What is needed => Each line in the entries below that holds the string "icon" must be copied.

===== Data provided

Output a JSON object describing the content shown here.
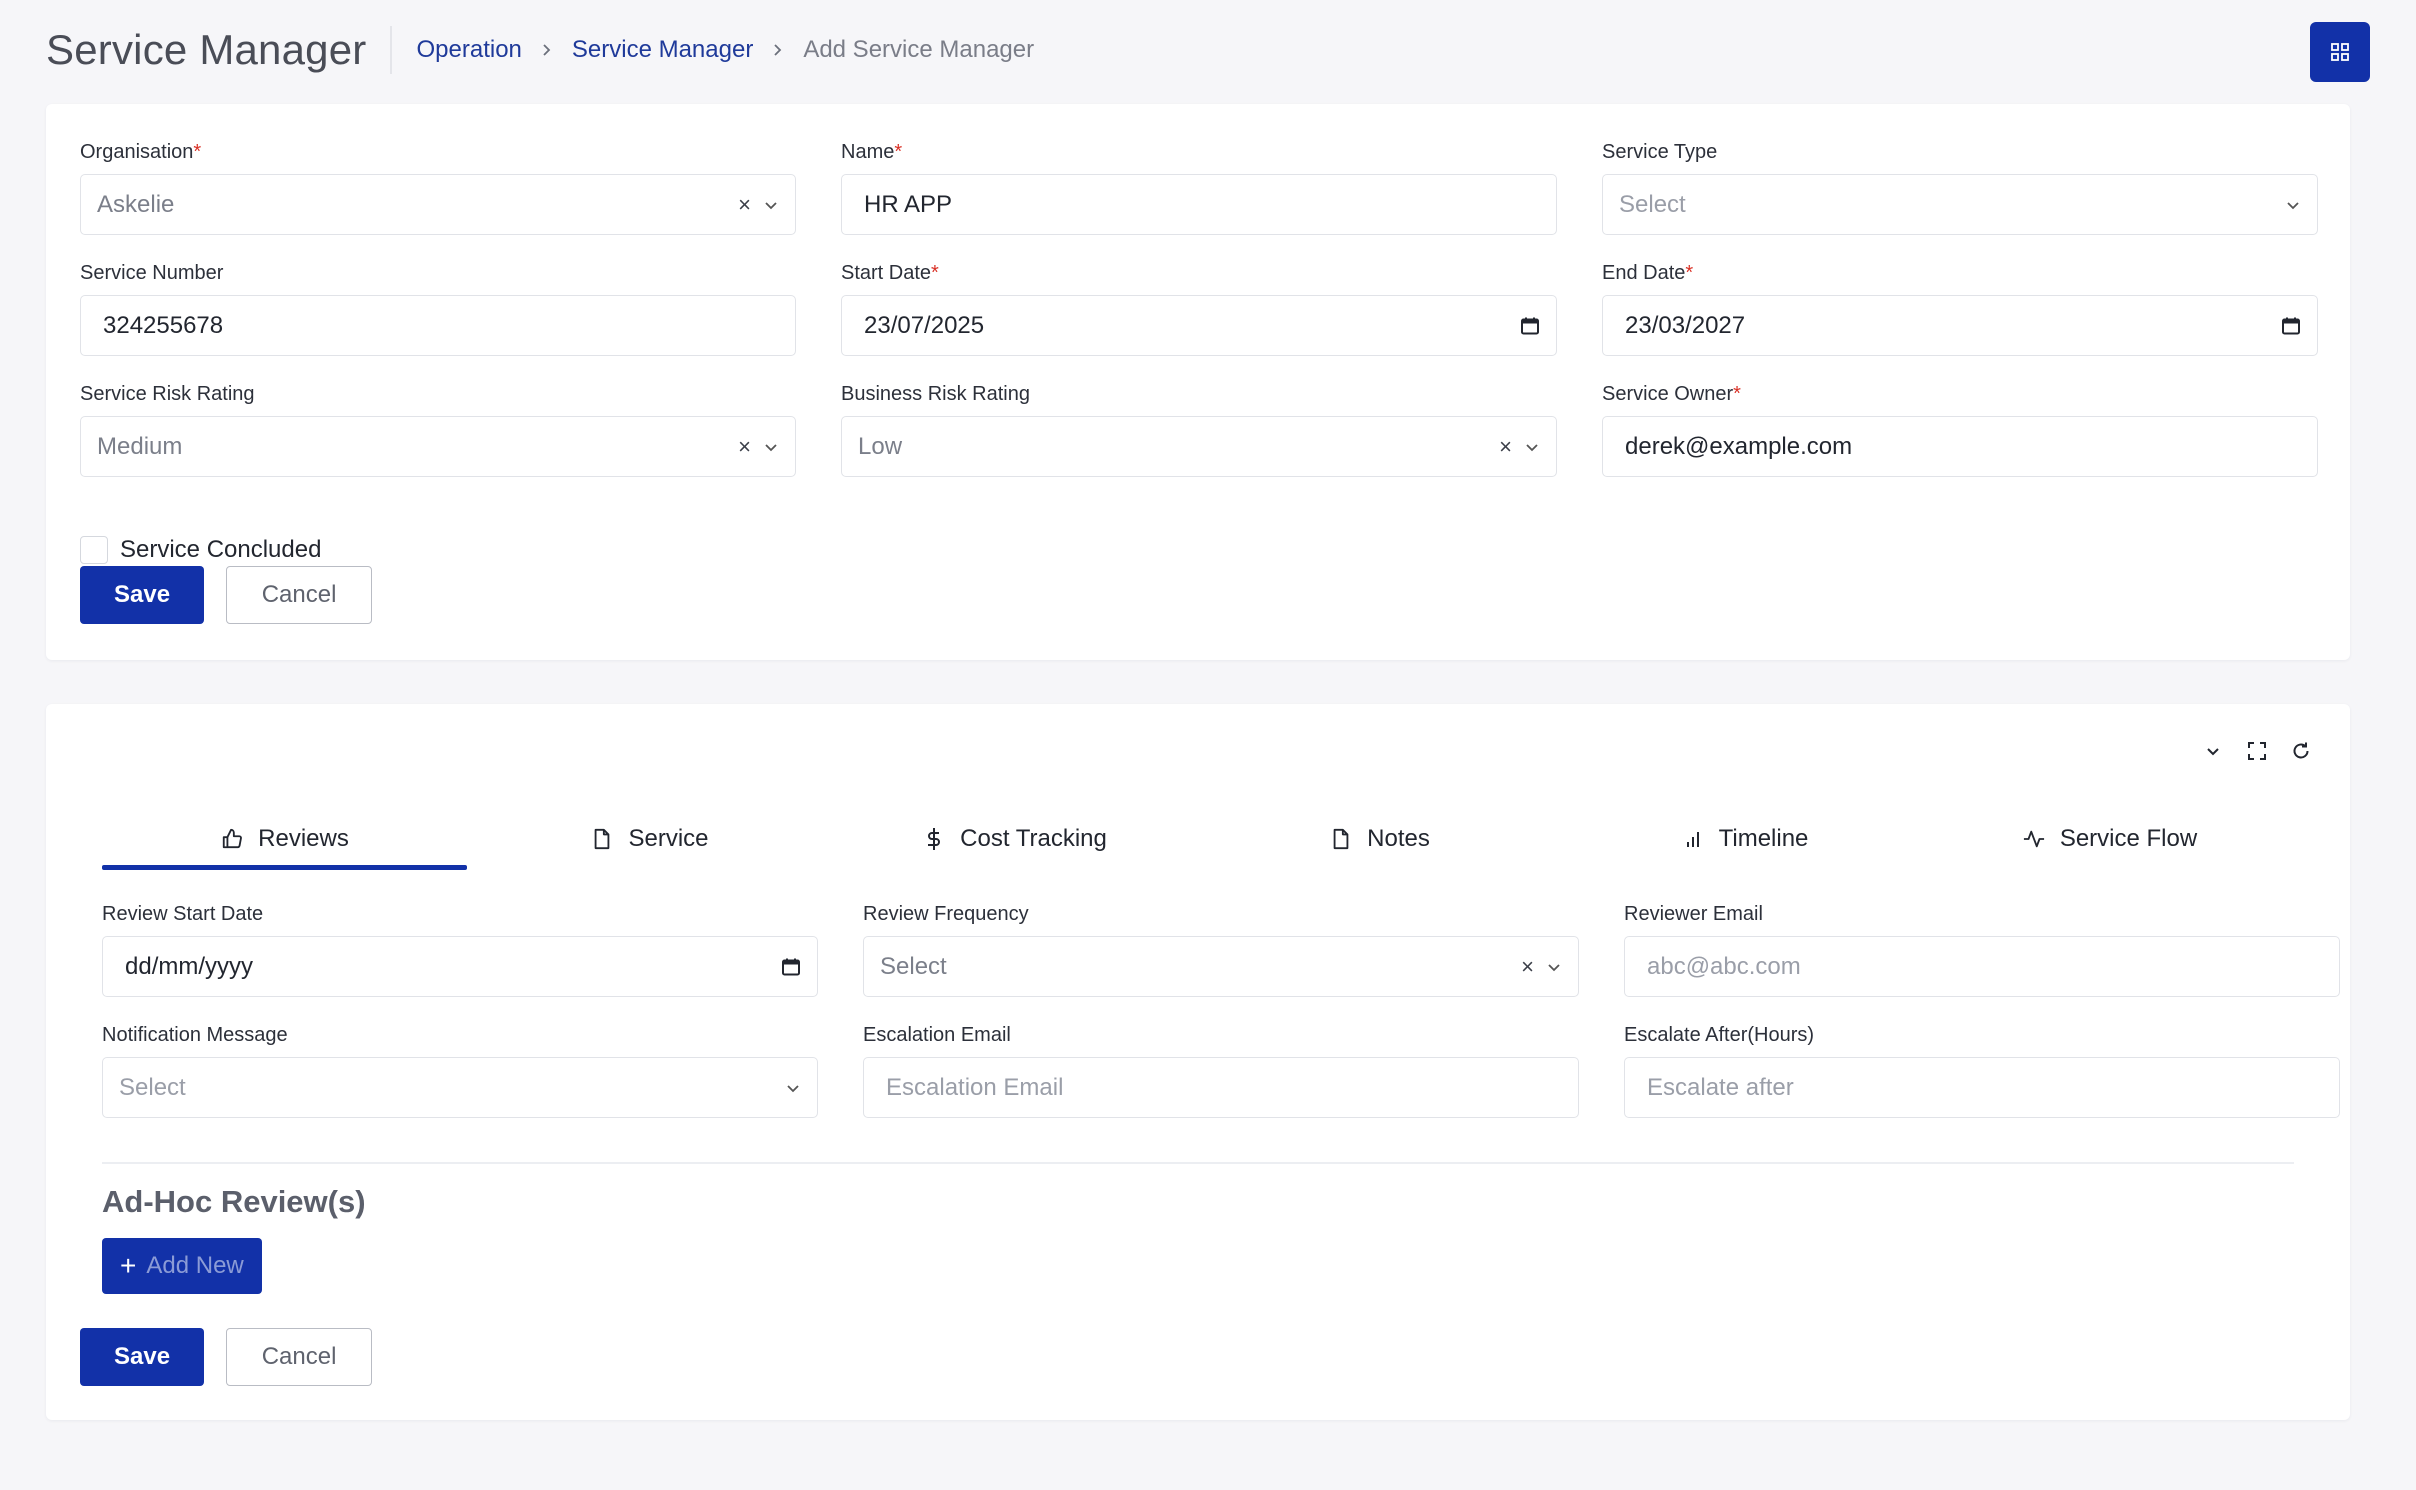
{
  "header": {
    "title": "Service Manager",
    "breadcrumb": [
      "Operation",
      "Service Manager",
      "Add Service Manager"
    ]
  },
  "form": {
    "organisation": {
      "label": "Organisation",
      "value": "Askelie"
    },
    "name": {
      "label": "Name",
      "value": "HR APP"
    },
    "service_type": {
      "label": "Service Type",
      "placeholder": "Select"
    },
    "service_number": {
      "label": "Service Number",
      "value": "324255678"
    },
    "start_date": {
      "label": "Start Date",
      "value": "23/07/2025"
    },
    "end_date": {
      "label": "End Date",
      "value": "23/03/2027"
    },
    "service_risk_rating": {
      "label": "Service Risk Rating",
      "value": "Medium"
    },
    "business_risk_rating": {
      "label": "Business Risk Rating",
      "value": "Low"
    },
    "service_owner": {
      "label": "Service Owner",
      "value": "derek@example.com"
    },
    "concluded_label": "Service Concluded",
    "save_label": "Save",
    "cancel_label": "Cancel"
  },
  "tabs": [
    {
      "label": "Reviews",
      "icon": "thumbs-up-icon",
      "active": true
    },
    {
      "label": "Service",
      "icon": "document-icon"
    },
    {
      "label": "Cost Tracking",
      "icon": "dollar-icon"
    },
    {
      "label": "Notes",
      "icon": "document-icon"
    },
    {
      "label": "Timeline",
      "icon": "bar-chart-icon"
    },
    {
      "label": "Service Flow",
      "icon": "activity-icon"
    }
  ],
  "reviews": {
    "review_start_date": {
      "label": "Review Start Date",
      "value": "dd/mm/yyyy"
    },
    "review_frequency": {
      "label": "Review Frequency",
      "placeholder": "Select"
    },
    "reviewer_email": {
      "label": "Reviewer Email",
      "placeholder": "abc@abc.com"
    },
    "notification_message": {
      "label": "Notification Message",
      "placeholder": "Select"
    },
    "escalation_email": {
      "label": "Escalation Email",
      "placeholder": "Escalation Email"
    },
    "escalate_after": {
      "label": "Escalate After(Hours)",
      "placeholder": "Escalate after"
    },
    "adhoc_title": "Ad-Hoc Review(s)",
    "add_new_label": "Add New",
    "save_label": "Save",
    "cancel_label": "Cancel"
  },
  "colors": {
    "primary": "#1231a8",
    "required": "#d93025",
    "link": "#1f3a9a"
  }
}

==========

Response area =>
      "icon": "thumbs-up-icon",
      "icon": "document-icon"
      "icon": "dollar-icon"
      "icon": "document-icon"
      "icon": "bar-chart-icon"
      "icon": "activity-icon"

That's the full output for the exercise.